Like last year, which was, shall we say, different than any of our previous years, we have launched Summer Book Bingo a bit earlier. This year you have from May 17th to September 7th at 6pm to read either a line of Bingo (4-5 books, depending on which horizontal, vertical, or diagonal line you choose), or to go for Blackout (24 books)! When you are ready to submit your card for the drawing, you can post it on Facebook, Twitter, or Instagram with the #BookBingoNW2021 hashtag, or email us at bookbingo@spl.org. Continue reading “#BookBingoNW2021 is ON!”

PNW Asian American and Pacific Islander Authors

Image of Tweet from Nicole Chung: work by Asian American writers is always timely

May is Asian Pacific American Heritage month, but as author Nicole Chung noted, “work by Asian American writers is always timely.” The library has created some fantastic lists celebrating Asian American writers and artists for all ages to explore, but I wanted to call attention to some Pacific Northwest Asian American and Pacific Islander authors and books to explore this May and beyond.

Book cover image for My Forgotten Seattle

Current Library Board member Ron Chew served as the editor for the International Examiner, the Asian American community paper, for more than a decade, but as Carey Quan Gelernter says in the introduction to Chew’s memoir, My Unforgotten Seattle, when asked 25-years-prior whether Gelernter could write a profile on him Chew was reticent: “He protested that he wasn’t interesting, or important, enough.” Thank goodness Chew later consented to be interviewed, mainly out of his commitment to sharing the good work of the Wing Luke Museum. We are all the more fortunate that years later Chew decided to pen a memoir imparting the depth of knowledge he had to share on his years as an activist and storyteller in Seattle. My Unforgotten Seattle is steeped in history and a deep connection with the Asian American community whose lives and stories Chew reveals with appreciation and care. Continue reading “PNW Asian American and Pacific Islander Authors”

Are you ready for Seattle Independent Bookstore Day – X 10!?

A good little bookstore…is a laboratory for our coming together
       – Ross Gay

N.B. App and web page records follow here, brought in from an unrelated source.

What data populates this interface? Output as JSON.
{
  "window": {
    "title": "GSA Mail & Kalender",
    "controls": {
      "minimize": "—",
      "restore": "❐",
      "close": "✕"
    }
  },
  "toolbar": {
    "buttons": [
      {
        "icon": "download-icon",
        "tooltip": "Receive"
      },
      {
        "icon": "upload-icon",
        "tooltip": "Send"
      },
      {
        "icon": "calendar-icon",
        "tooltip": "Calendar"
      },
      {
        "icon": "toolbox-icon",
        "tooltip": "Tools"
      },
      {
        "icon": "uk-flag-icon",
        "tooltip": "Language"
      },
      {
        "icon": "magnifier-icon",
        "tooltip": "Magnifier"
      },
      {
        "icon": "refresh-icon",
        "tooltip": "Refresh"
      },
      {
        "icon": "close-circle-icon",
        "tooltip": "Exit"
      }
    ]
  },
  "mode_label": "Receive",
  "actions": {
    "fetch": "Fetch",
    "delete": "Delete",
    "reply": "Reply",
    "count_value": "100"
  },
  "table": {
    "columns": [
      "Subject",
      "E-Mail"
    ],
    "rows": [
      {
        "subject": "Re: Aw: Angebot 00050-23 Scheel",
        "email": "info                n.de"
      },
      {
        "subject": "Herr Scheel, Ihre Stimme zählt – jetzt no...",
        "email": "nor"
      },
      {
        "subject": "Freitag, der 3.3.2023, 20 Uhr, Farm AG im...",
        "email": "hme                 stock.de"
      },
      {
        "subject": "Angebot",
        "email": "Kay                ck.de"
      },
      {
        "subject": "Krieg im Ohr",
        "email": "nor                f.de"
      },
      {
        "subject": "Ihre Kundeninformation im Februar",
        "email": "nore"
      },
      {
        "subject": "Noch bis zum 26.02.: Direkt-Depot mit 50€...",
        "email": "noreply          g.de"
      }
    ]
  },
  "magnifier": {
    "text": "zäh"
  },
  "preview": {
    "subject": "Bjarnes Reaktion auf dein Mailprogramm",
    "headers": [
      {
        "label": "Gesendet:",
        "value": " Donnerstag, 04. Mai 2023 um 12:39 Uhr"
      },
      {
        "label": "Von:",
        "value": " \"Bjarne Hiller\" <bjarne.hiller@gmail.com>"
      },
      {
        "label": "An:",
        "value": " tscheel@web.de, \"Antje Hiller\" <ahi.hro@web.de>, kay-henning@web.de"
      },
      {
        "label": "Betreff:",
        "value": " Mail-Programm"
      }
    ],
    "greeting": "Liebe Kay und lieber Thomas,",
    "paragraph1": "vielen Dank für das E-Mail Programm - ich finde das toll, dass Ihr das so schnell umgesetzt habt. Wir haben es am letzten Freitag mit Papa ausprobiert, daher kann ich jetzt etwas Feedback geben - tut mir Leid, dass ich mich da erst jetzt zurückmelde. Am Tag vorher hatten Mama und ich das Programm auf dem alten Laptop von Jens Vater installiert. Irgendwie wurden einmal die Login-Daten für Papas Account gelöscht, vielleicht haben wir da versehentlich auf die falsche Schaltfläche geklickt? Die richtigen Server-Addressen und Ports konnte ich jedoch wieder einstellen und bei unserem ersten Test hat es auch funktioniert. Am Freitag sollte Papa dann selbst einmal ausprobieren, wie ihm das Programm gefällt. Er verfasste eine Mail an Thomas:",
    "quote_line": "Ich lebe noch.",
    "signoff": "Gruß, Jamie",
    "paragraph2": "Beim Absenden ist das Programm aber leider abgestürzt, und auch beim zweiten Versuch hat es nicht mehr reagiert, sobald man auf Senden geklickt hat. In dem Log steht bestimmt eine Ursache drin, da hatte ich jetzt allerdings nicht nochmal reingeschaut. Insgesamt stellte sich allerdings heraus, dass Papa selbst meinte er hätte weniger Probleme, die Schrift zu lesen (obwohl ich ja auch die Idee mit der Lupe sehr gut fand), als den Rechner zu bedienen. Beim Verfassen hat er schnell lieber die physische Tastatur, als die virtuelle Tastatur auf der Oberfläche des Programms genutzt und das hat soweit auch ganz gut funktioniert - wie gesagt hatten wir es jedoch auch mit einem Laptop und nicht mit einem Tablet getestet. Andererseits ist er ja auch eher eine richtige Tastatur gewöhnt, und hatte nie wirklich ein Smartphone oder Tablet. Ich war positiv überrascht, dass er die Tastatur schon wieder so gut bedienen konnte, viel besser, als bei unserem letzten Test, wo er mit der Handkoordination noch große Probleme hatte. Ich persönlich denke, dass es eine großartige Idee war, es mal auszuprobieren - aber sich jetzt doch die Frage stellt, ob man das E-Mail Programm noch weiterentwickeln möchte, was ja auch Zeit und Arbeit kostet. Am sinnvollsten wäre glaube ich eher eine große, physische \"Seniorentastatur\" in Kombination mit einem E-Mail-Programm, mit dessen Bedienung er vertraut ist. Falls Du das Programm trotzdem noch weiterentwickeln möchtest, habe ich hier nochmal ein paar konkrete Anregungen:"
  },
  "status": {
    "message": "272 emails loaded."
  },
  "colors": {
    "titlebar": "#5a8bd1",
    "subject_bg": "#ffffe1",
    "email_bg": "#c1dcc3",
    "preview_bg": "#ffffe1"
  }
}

Seattle loves its bookstores, and right near the top of that long, sad list of things we really missed in 2020 was Seattle Independent Bookstore Day. Well, it’s back – and bigger than ever! Starting this Saturday, April 24, you’ll have ten days to visit ten (or more) stores, making ten or more purchases, which will qualifying you for this year’s champion tote bag, certain to be the tote to be seen with in 2021. This spread out schedule will help discourage the festive crowds that Indie Bookstore Day has become known for, while opening the experience to participants both buying books in person, or at several locations online. You can pick up a passport at a participating store, or print your own. Continue reading “Are you ready for Seattle Independent Bookstore Day – X 10!?”